The automation myth: Robots aren’t taking your jobs — and that’s the problem

Source: Matthew Yglesias, Vox, July 27, 2015

Over the past five years, American politics has become obsessed with robots.

President Obama has warned that ATMs and airport check-in kiosks are contributing to high unemployment. Sen. Marco Rubio said that the central challenge of our times is “to ensure that the rise of the machines is not the fall of the worker.” A cover story in the Atlantic asked us to ponder the problems of a world without work. And in the New York Times, Barbara Ehrenrich warns that “the job-eating maw of technology now threatens even the nimblest and most expensively educated.”

The good news is that these concerns are wrong. None of the recent problems in the American economy are due to robots — or, to be more specific about it, due to an accelerating pace of automation. Moreover, even if the pace of automation does speed up in the future, there’s no real reason to believe that it will be a problem.

The bad news is that these concerns are wrong. Rather than an accelerating pace of automation, we’ve actually been living through a slowdown in the pace of productivity growth. And that slowdown is a huge problem. Unless it reverses, we’ll be waking up soon to find ourselves in a depressing world of longer working years, unmanageable health-care needs, higher taxes, and a public sector starved of needed infrastructure resources.

In other words, don’t worry that the robots will take your job. Be terrified that they won’t…..

Medical Spending of the U.S. Elderly

Source: Mariacristina De Nardi, Eric French, John Bailey Jones, Jeremy McCauley, National Bureau of Economic Research (NBER), NBER Working Paper No. w21270, June 2015
(subscription required)

From the abstract:
We use data from the Medicare Current Beneficiary Survey (MCBS) to document the medical spending of Americans aged 65 and older.
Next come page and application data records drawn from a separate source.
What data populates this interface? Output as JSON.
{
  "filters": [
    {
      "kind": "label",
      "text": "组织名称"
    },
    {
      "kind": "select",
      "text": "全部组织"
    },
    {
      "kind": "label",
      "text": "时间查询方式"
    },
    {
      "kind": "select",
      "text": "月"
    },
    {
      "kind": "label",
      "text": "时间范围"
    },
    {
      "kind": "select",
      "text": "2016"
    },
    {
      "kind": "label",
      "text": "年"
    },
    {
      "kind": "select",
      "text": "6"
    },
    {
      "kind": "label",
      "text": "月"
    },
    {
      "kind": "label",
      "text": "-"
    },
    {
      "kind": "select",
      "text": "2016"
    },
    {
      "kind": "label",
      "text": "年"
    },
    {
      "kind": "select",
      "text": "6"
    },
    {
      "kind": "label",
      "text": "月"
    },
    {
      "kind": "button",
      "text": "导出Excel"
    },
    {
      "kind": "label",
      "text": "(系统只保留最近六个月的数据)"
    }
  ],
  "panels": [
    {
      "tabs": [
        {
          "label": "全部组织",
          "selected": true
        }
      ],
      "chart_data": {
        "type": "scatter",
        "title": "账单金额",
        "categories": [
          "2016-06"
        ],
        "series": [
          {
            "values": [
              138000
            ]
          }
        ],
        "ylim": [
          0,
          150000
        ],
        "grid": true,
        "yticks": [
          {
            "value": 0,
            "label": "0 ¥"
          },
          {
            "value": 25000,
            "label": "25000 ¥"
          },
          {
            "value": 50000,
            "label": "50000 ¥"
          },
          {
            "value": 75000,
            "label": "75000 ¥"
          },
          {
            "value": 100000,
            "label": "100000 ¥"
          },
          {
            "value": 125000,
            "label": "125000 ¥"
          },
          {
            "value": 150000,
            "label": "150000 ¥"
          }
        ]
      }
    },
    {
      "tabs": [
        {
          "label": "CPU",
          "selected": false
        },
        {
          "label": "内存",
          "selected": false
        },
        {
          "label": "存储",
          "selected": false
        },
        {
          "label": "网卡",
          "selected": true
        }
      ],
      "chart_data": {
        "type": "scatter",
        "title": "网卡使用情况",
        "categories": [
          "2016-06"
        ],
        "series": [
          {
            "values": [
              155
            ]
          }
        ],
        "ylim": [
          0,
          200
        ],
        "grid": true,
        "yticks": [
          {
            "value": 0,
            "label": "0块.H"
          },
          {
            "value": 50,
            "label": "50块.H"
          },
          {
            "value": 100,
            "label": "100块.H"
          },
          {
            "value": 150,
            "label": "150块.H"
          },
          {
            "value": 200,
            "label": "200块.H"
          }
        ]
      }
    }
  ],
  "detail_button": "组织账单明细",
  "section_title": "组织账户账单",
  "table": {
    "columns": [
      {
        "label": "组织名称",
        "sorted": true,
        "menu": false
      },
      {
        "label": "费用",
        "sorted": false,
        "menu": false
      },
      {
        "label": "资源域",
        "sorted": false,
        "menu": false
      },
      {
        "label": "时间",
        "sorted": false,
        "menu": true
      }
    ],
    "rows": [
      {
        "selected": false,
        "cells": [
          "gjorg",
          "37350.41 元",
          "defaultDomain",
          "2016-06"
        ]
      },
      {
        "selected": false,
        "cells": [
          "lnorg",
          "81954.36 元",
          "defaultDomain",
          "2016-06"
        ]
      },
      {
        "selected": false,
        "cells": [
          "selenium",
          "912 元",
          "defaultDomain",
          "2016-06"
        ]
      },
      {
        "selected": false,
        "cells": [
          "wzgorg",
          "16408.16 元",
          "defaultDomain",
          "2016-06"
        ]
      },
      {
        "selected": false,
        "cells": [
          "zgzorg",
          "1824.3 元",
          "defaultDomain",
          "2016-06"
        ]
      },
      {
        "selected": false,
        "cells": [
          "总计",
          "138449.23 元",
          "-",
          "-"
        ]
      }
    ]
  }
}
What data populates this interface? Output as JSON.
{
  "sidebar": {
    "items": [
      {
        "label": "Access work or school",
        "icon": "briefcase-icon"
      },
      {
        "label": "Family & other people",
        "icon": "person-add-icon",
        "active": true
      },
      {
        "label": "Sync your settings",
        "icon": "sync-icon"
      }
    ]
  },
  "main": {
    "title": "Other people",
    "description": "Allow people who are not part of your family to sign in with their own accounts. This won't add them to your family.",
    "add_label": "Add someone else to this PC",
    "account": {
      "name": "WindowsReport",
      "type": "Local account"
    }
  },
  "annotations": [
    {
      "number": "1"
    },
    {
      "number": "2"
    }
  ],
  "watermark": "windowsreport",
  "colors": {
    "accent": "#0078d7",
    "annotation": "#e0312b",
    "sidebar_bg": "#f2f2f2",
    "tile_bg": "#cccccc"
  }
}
We find that medical expenses more than double between ages 70 and 90 and that they are very concentrated: the top 10% of all spenders are responsible for 52% of medical spending in a given year. In addition, those currently experiencing either very low or very high medical expenses are likely to find themselves in the same position in the future. We also find that the poor consume more medical goods and services than the rich and have a much larger share of their expenses covered by the government. Overall, the government pays for 65% of the elderly’s medical expenses. Despite this, the expenses that remain after government transfers are even more concentrated among a small group of people. Thus, government health insurance, while potentially very valuable, is far from complete. Finally, while medical expenses before death can be large, on average they constitute only a small fraction of total spending, both in the aggregate and over the life cycle. Hence, medical expenses before death do not appear to be an important driver of the high and increasing medical spending found in the U.S.

Can a Public Defender Really Handle 700 Cases a Year?

Source: Gabrielle Canon, Mother Jones, July 27, 2015

A new ACLU lawsuit takes on a California county where 60 public defenders work 42,000 cases every year….

Related:
ACLU Sues Over Failing Public Defense System in Fresno County, California / Tens of Thousands Go Without Legal Representation that the Constitution Guarantees
Source: American Civil Liberties Union (ACLU), Press Release, July 15, 2015

The American Civil Liberties Union of Northern California, the ACLU’s Criminal Law Reform Project, and the law firm Paul Hastings LLP filed a lawsuit against Fresno County and the state of California, seeking an overhaul of the county’s deficient public defense system. Because public defenders do not receive the resources necessary to represent their clients, thousands of Fresno County residents are forced to navigate the criminal justice system without the adequate legal representation that is guaranteed by the Constitution.